The new “Hello Barbie,” continues to make the news as privacy advocates are concerned about its features. Barbie connects to Wi-Fi and records children’s voice commands. Those commands are sent to an external server to improve voice command tech. the creepiness is in the fact that it’s getting to know children on a very personal level.
The Campaign For a Commercial-Free Childhood view the new Barbie as the start of a new trend in marketing privacy children.
Imagine your children playing with a Wi-Fi-connected doll that records their conversations–and then transmits them to a corporation which analyzes every word to learn “all of [the child’s] likes and dislikes.” That’s exactly what Mattel’s eavesdropping “Hello Barbie” will do if it is released this fall, as planned. But we can stop it!
Kids using “Hello Barbie”‘ won’t only be talking to a doll, they’ll be talking directly to a toy conglomerate whose only interest in them is financial. It’s creepy—and creates a host of dangers for children and families.
Children naturally reveal a lot about themselves when they play. In Mattel’s demo, Barbie asks many questions that encourage kids to share information about their interests, their families, and more—information advertisers can use to market unfairly to children.
Mattel said security and privacy is their top priority in creating a Barbie that learns from its owner.
Mattel and ToyTalk, the San Francisco-based start-up that created the technology used in the doll, say the privacy and security of the technology have been their top priority. “Mattel is committed to safety and security, and Hello Barbie conforms to applicable government standards,” Mattel said in a statement.
How many top executives and politicians’ children will be running around with this doll? What happens when a child tells the doll about issues going on in the house? Will that be a HIPAA violation or will the police be notified? Children don’t understand the legal implications of talking to a doll who saves everything they say.
The problem they are not addressing is that they will be recording the conversations of children. Children do not have a fully functioning filter to know what they should and should not be talking about to what is a stranger. They don’t know who will be listening to them or what is going to happen with those conversations.
Children also have a habit of telling their dolls, stuffed animals and figurines confidential stuff they do not wish to share with anyone else. We don’t need some mysterious cloud service cataloging this information on a child.

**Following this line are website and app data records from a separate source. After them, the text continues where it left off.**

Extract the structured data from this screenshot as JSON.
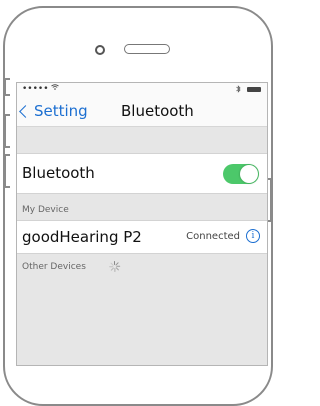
{
  "status_bar": {
    "signal": "••••• ",
    "wifi_icon": "wifi-icon",
    "bluetooth_icon": "bluetooth-icon",
    "battery_icon": "battery-icon"
  },
  "nav": {
    "back_label": "Setting",
    "title": "Bluetooth"
  },
  "bluetooth_row": {
    "label": "Bluetooth",
    "toggle_on": true,
    "toggle_color": "#4cc86a"
  },
  "my_device": {
    "header": "My Device",
    "device_name": "goodHearing P2",
    "device_status": "Connected",
    "info_glyph": "i"
  },
  "other_devices": {
    "header": "Other Devices"
  },
  "colors": {
    "accent": "#1c6fd1",
    "background": "#e6e6e6"
  }
}
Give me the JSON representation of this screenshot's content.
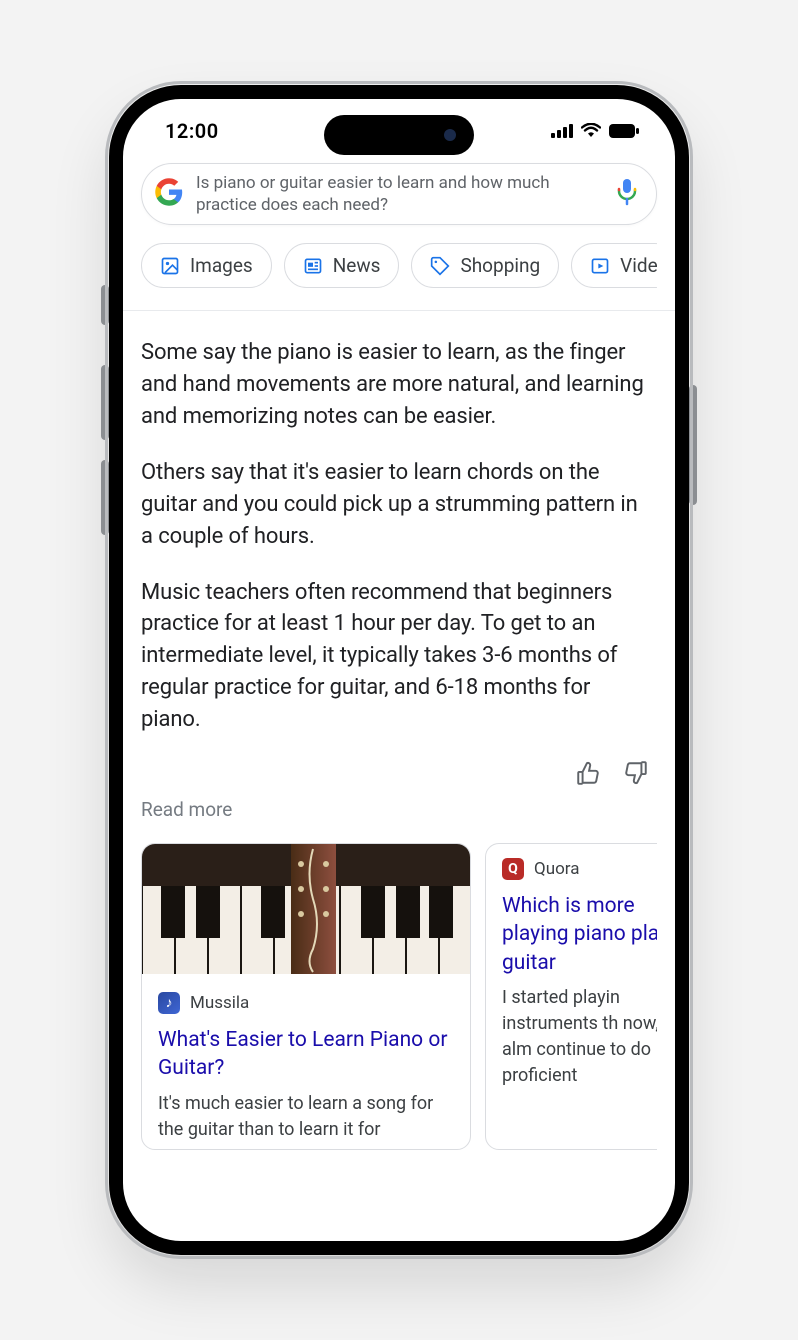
{
  "status": {
    "time": "12:00"
  },
  "search": {
    "query": "Is piano or guitar easier to learn and how much practice does each need?"
  },
  "chips": [
    {
      "id": "images",
      "label": "Images",
      "icon": "image-icon"
    },
    {
      "id": "news",
      "label": "News",
      "icon": "news-icon"
    },
    {
      "id": "shopping",
      "label": "Shopping",
      "icon": "tag-icon"
    },
    {
      "id": "videos",
      "label": "Vide",
      "icon": "play-icon"
    }
  ],
  "answer": {
    "paragraphs": [
      "Some say the piano is easier to learn, as the finger and hand movements are more natural, and learning and memorizing notes can be easier.",
      "Others say that it's easier to learn chords on the guitar and you could pick up a strumming pattern in a couple of hours.",
      "Music teachers often recommend that beginners practice for at least 1 hour per day. To get to an intermediate level, it typically takes 3-6 months of regular practice for guitar, and 6-18 months for piano."
    ],
    "read_more": "Read more"
  },
  "cards": [
    {
      "source": "Mussila",
      "favicon": "mussila",
      "has_image": true,
      "title": "What's Easier to Learn Piano or Guitar?",
      "snippet": "It's much easier to learn a song for the guitar than to learn it for"
    },
    {
      "source": "Quora",
      "favicon": "quora",
      "has_image": false,
      "title": "Which is more playing piano playing guitar",
      "snippet": "I started playin instruments th now, after alm continue to do proficient"
    }
  ]
}
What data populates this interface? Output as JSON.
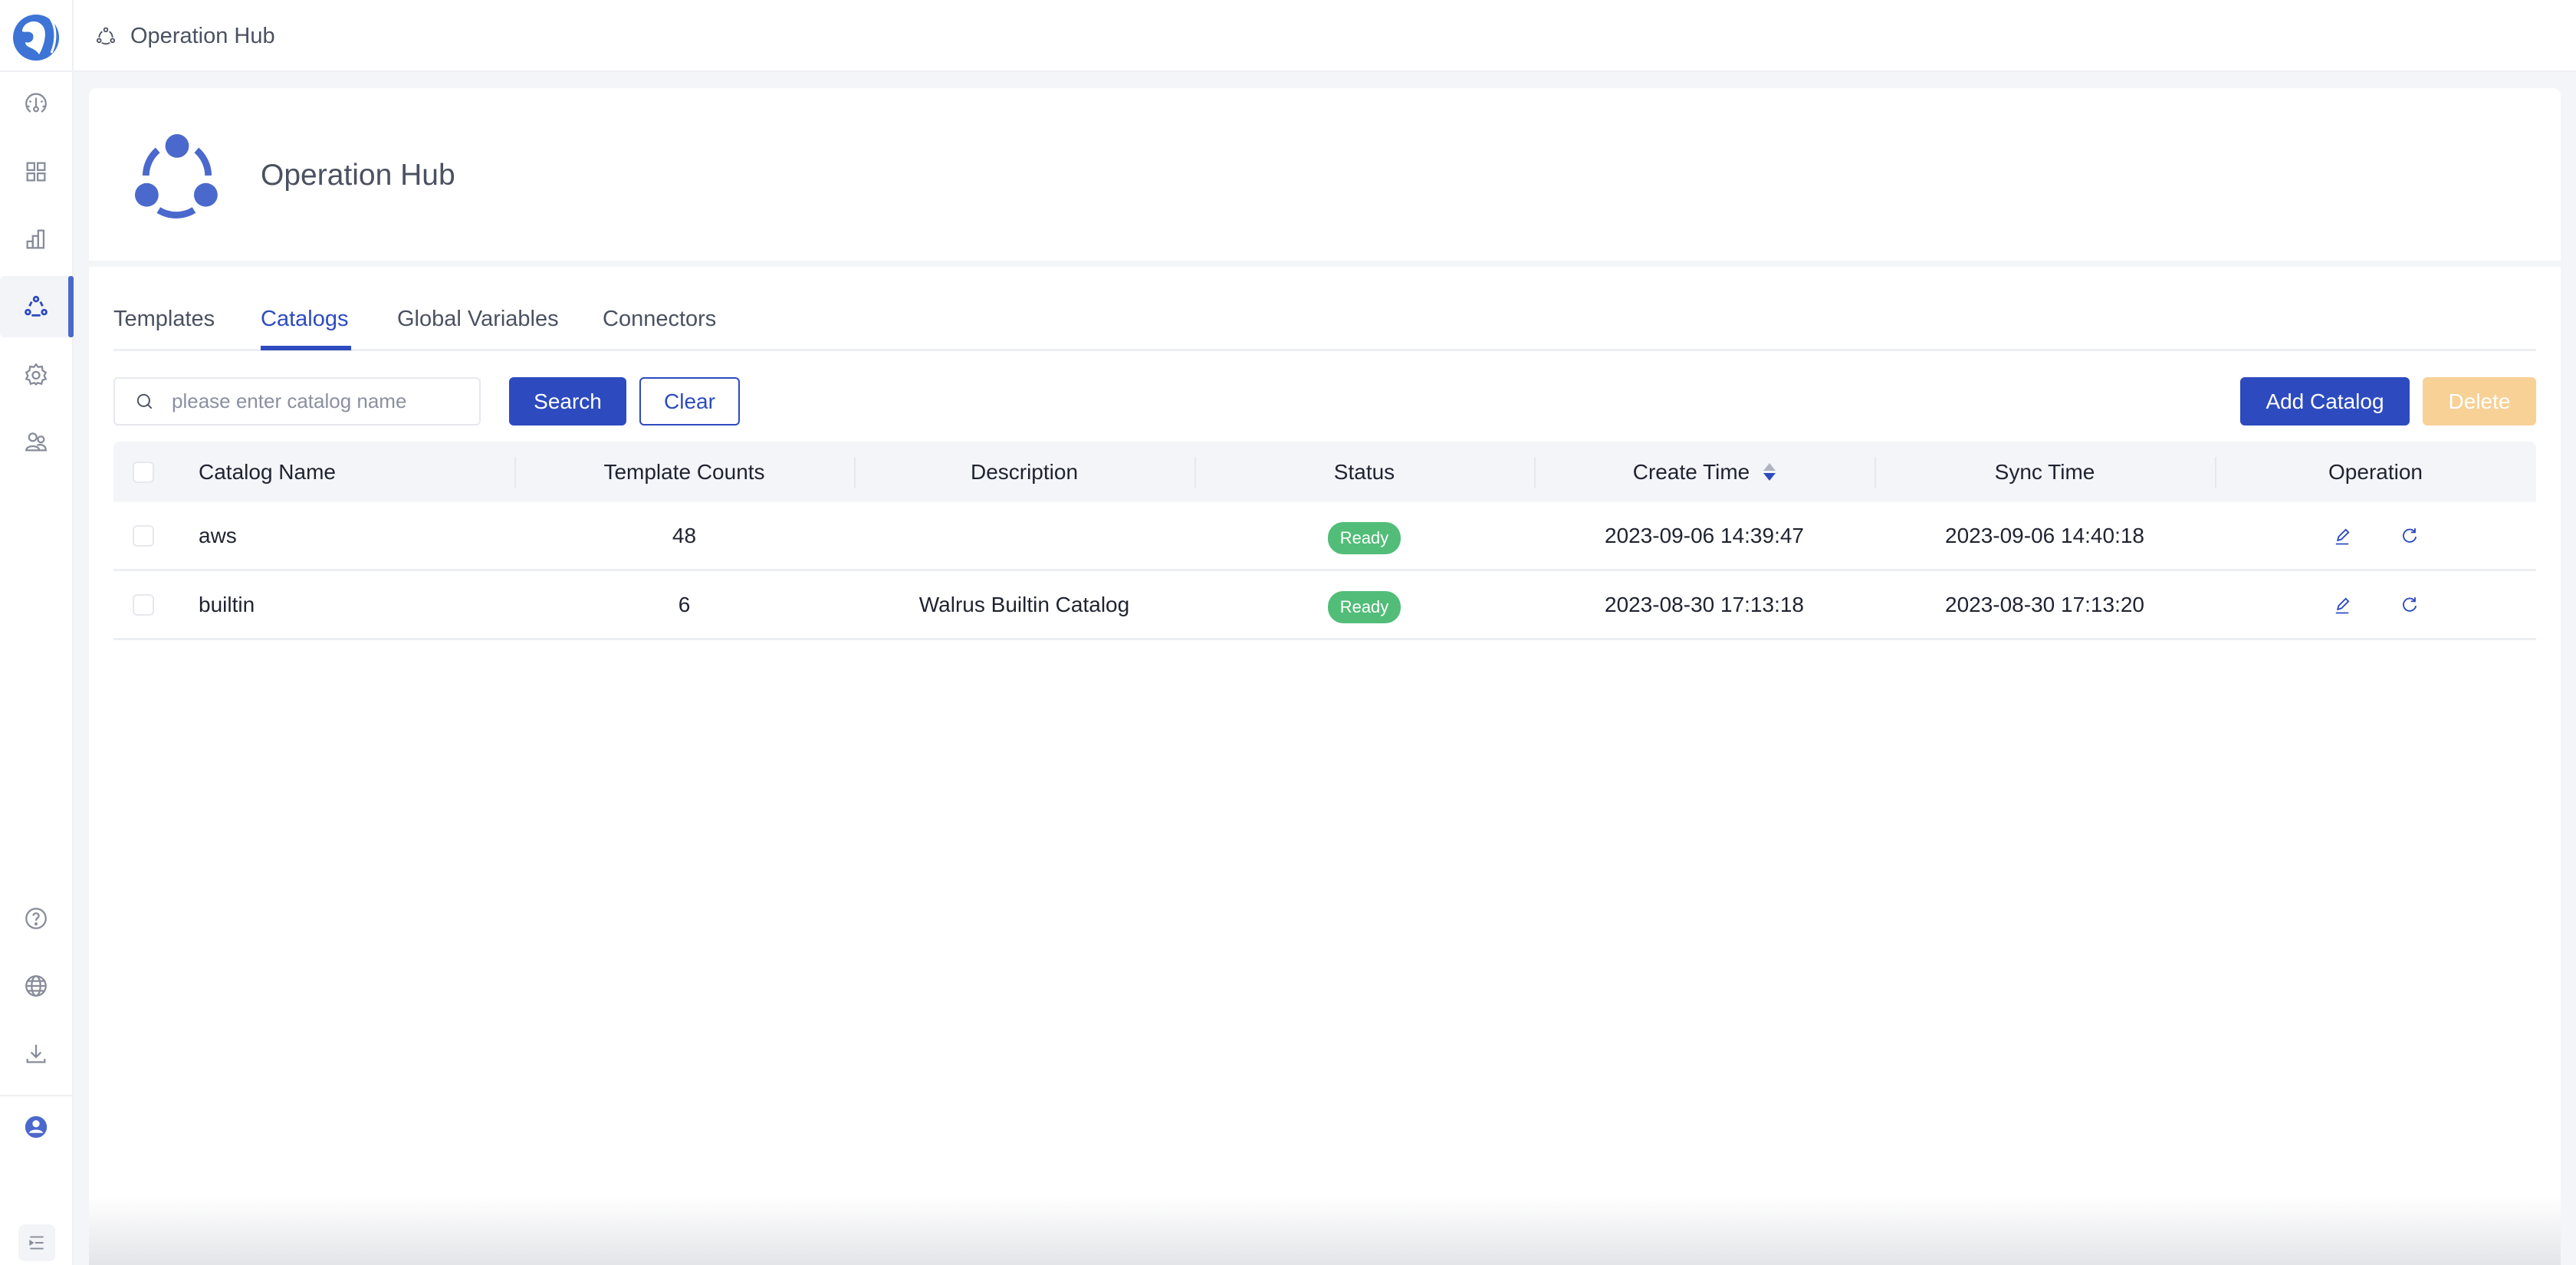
{
  "app": {
    "breadcrumb": "Operation Hub",
    "page_title": "Operation Hub",
    "accent_color": "#2d4bbf",
    "logo_icon": "walrus-logo-icon"
  },
  "sidebar": {
    "items": [
      {
        "name": "dashboard",
        "icon": "gauge-icon",
        "active": false
      },
      {
        "name": "applications",
        "icon": "grid-icon",
        "active": false
      },
      {
        "name": "cost",
        "icon": "bar-chart-icon",
        "active": false
      },
      {
        "name": "operation-hub",
        "icon": "hub-icon",
        "active": true
      },
      {
        "name": "settings",
        "icon": "gear-icon",
        "active": false
      },
      {
        "name": "users",
        "icon": "users-icon",
        "active": false
      }
    ],
    "bottom_items": [
      {
        "name": "help",
        "icon": "question-icon"
      },
      {
        "name": "language",
        "icon": "globe-icon"
      },
      {
        "name": "download",
        "icon": "download-icon"
      },
      {
        "name": "profile",
        "icon": "user-avatar-icon"
      },
      {
        "name": "collapse",
        "icon": "collapse-menu-icon"
      }
    ]
  },
  "tabs": [
    {
      "label": "Templates",
      "active": false
    },
    {
      "label": "Catalogs",
      "active": true
    },
    {
      "label": "Global Variables",
      "active": false
    },
    {
      "label": "Connectors",
      "active": false
    }
  ],
  "toolbar": {
    "search_placeholder": "please enter catalog name",
    "search_value": "",
    "search_label": "Search",
    "clear_label": "Clear",
    "add_label": "Add Catalog",
    "delete_label": "Delete"
  },
  "table": {
    "columns": [
      "Catalog Name",
      "Template Counts",
      "Description",
      "Status",
      "Create Time",
      "Sync Time",
      "Operation"
    ],
    "sort": {
      "column": "Create Time",
      "direction": "descending"
    },
    "rows": [
      {
        "name": "aws",
        "count": "48",
        "description": "",
        "status": "Ready",
        "create_time": "2023-09-06 14:39:47",
        "sync_time": "2023-09-06 14:40:18"
      },
      {
        "name": "builtin",
        "count": "6",
        "description": "Walrus Builtin Catalog",
        "status": "Ready",
        "create_time": "2023-08-30 17:13:18",
        "sync_time": "2023-08-30 17:13:20"
      }
    ],
    "status_color": "#52bd78"
  }
}
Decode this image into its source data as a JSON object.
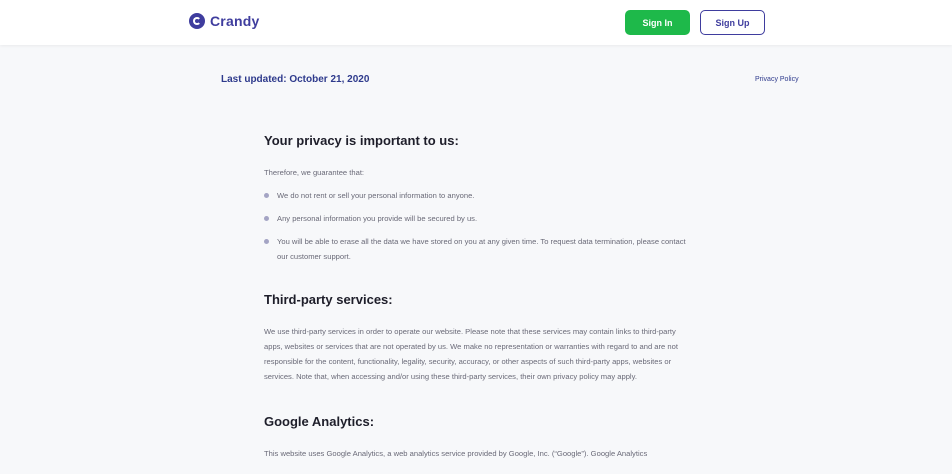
{
  "header": {
    "brand": "Crandy",
    "sign_in": "Sign In",
    "sign_up": "Sign Up"
  },
  "meta": {
    "last_updated": "Last updated: October 21, 2020",
    "breadcrumb": "Privacy Policy"
  },
  "sections": {
    "privacy": {
      "title": "Your privacy is important to us:",
      "intro": "Therefore, we guarantee that:",
      "items": [
        "We do not rent or sell your personal information to anyone.",
        "Any personal information you provide will be secured by us.",
        "You will be able to erase all the data we have stored on you at any given time. To request data termination, please contact our customer support."
      ]
    },
    "third_party": {
      "title": "Third-party services:",
      "text": "We use third-party services in order to operate our website. Please note that these services may contain links to third-party apps, websites or services that are not operated by us. We make no representation or warranties with regard to and are not responsible for the content, functionality, legality, security, accuracy, or other aspects of such third-party apps, websites or services. Note that, when accessing and/or using these third-party services, their own privacy policy may apply."
    },
    "analytics": {
      "title": "Google Analytics:",
      "text": "This website uses Google Analytics, a web analytics service provided by Google, Inc. (“Google”). Google Analytics"
    }
  },
  "colors": {
    "brand": "#3f3d9e",
    "sign_in_bg": "#1eb94a",
    "heading": "#1e1e2a",
    "body_text": "#6a6a78"
  }
}
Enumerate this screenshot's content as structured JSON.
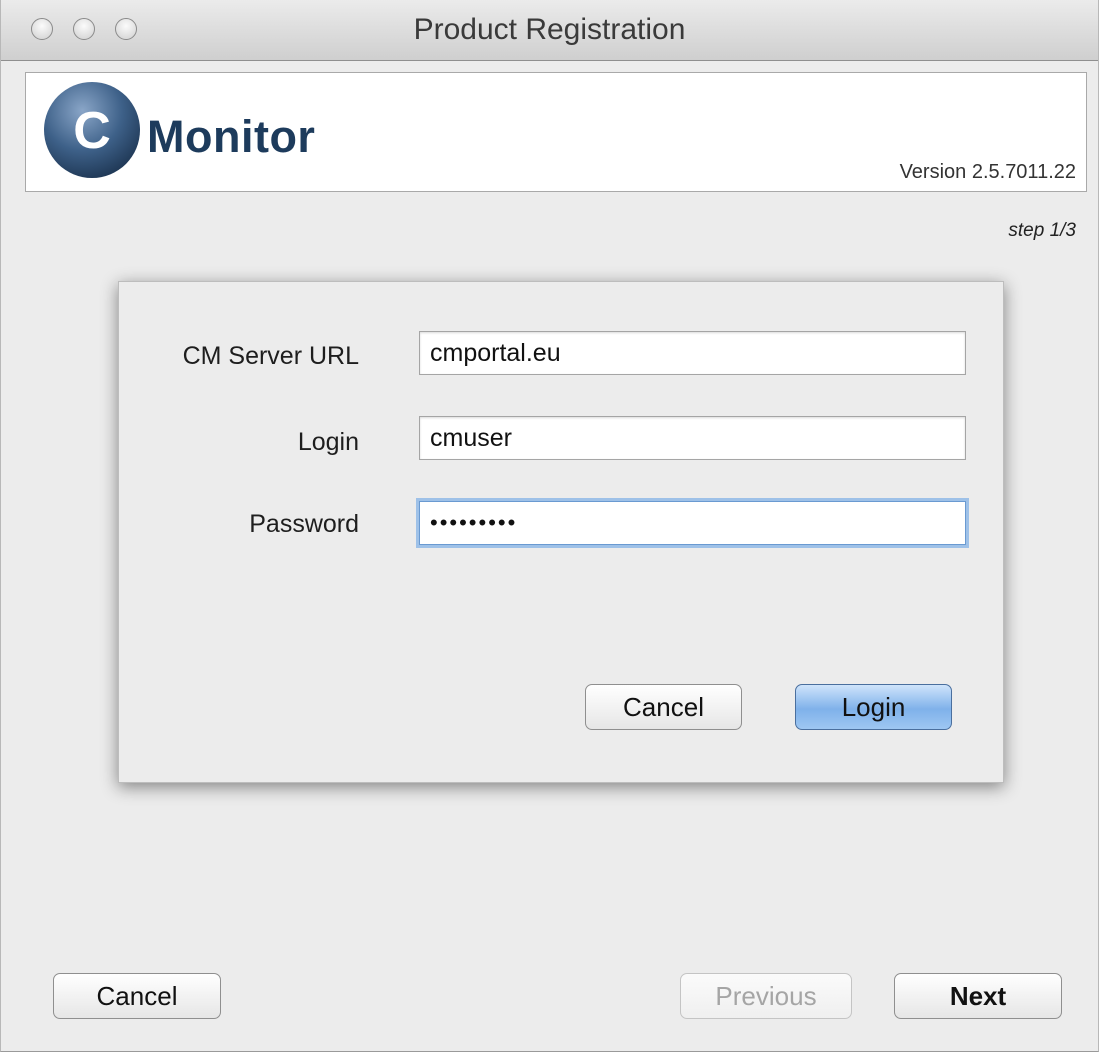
{
  "window": {
    "title": "Product Registration"
  },
  "header": {
    "logo_letter": "C",
    "logo_text": "Monitor",
    "version": "Version 2.5.7011.22"
  },
  "step": "step 1/3",
  "login_dialog": {
    "server_label": "CM Server URL",
    "server_value": "cmportal.eu",
    "login_label": "Login",
    "login_value": "cmuser",
    "password_label": "Password",
    "password_value": "•••••••••",
    "cancel_label": "Cancel",
    "login_button_label": "Login"
  },
  "footer": {
    "cancel_label": "Cancel",
    "previous_label": "Previous",
    "next_label": "Next"
  },
  "colors": {
    "logo_blue": "#1d3b5c",
    "accent_blue": "#7fb1ea",
    "focus_ring": "#9ec1e8"
  }
}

This is yet another example of surveillance microphones attempting to get their foot in the door to our homes. We already have to be leery of Xbox Kinect, Amazon Echo, Samsung Smart TV and everything else listed in the Internet of Things.
How long before Barbie becomes Talky Tina?